But when, O my countrymen! will you begin to exert your vigour? Do you wait till roused by some dire event? -till forced by some necessity? What, then, are we to think of our present condition ? To free men, the disgrace attending on misconduct is, in my opinion, the most urgent necessity. Or, say, is it your sole ambition to wander through the public places, each inquiring of the other,
What new advices ?” Can any thing be more new, than that a man of Macedon should conquer the Athenians, and give law to Greece ? * Is Philip dead?” No-but he is sick.” Pray, what is it to you, whether Philip is sick or not? Supposing he should die, you would raise up another Philip, if you continue thus regardless of your interest.
Many, I know, delight in nothing more than in circulating all the rumours they hear, as articles of intelligence. Some cry, Philip hath joined with the Lacedæmonians, and they are concerting the destruction of Thebes. Others assure us, he hath sent an embassy to the king of Persia; others, that he is fortifying places in Illyria. Thus we all go about, framing our several tales. I I do believe, indeed, Athenians, that he is intoxicated with his greatness, and does entertain his imagination with many such visionary projects, as he sees no power rising to oppose him. But I cannot be persuaded, that he hath so taken his measures, that the weakest among us—for the weakest they are who spread such rumours-know what he is next to do. Let us disregard their tales. Let us only be persuaded of this, that he is our enemy; that we have long been subject to his insolence; that whatever we expected to have been done for us by others, hath turned against us; that all the resource left us is in ourselves; and that, if we are not inclined to carry our arms abroad, we should be forced to engage him at home.
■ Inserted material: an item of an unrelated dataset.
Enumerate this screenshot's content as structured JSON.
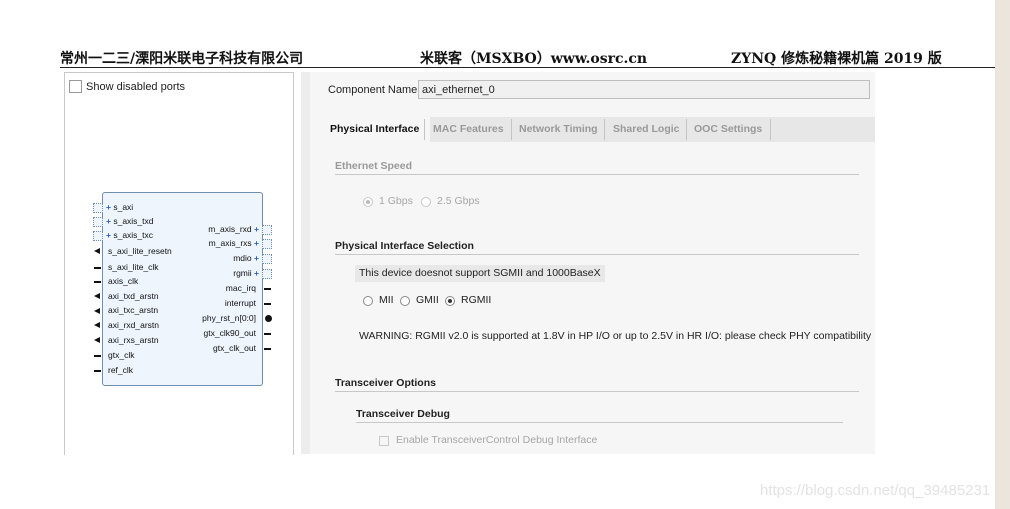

Let us be persuaded of these things; and then we shall come to a proper determination, and be no longer guided by rumours. We need not be solicitous to know what particular events are to happen. We may be well assured, that nothing good can happen, unless we give du: attention to our affairs, and act as becomes Athenians,
The First Oration of Cicero against Cataline. CATALINE! how far art thou to abuse our forbearance ? How long are we to be deluded by the mockery of thy madness? Where art thou to stop, in this career of unbridled licentiousness? Has the nightly guard at the Palatium nothing in it to alarm you; the patroles throughout the city, nothing; the confusion of the people, nothing; the assemblage of all true lovers of their country, nothing; the guarded majesty of this assembly, nothing; and all the eyes
that, at this instant, are rivetted upon yourshave they nothing to denounce, nor you to apprehend ? Does not your conscience inform you, that the sun shines upon your secrets? and do you not discover a full knowledge of your conspiracy, revealed on the countenance of every man around you? Your employment on the last night-your occupations on the preceding night-the place where you met—the persons who met—and the plot fabricated at the meeting :-of these things, I ask not, who knows; I ask, who, among you all, is ignorant ?
But, alas! for the times thus corrupted; or, rather, for mankind, who thus corrupt the times. The senate knows all this! The consul sees all this! and yet the man who sits there-lives. Lives! ay—comes down to your senate-house; takes his seat, as counsellor for the commonwealth; and, with a deliberate destiny in his eye, marks out our members, and selects them for slaughter; while,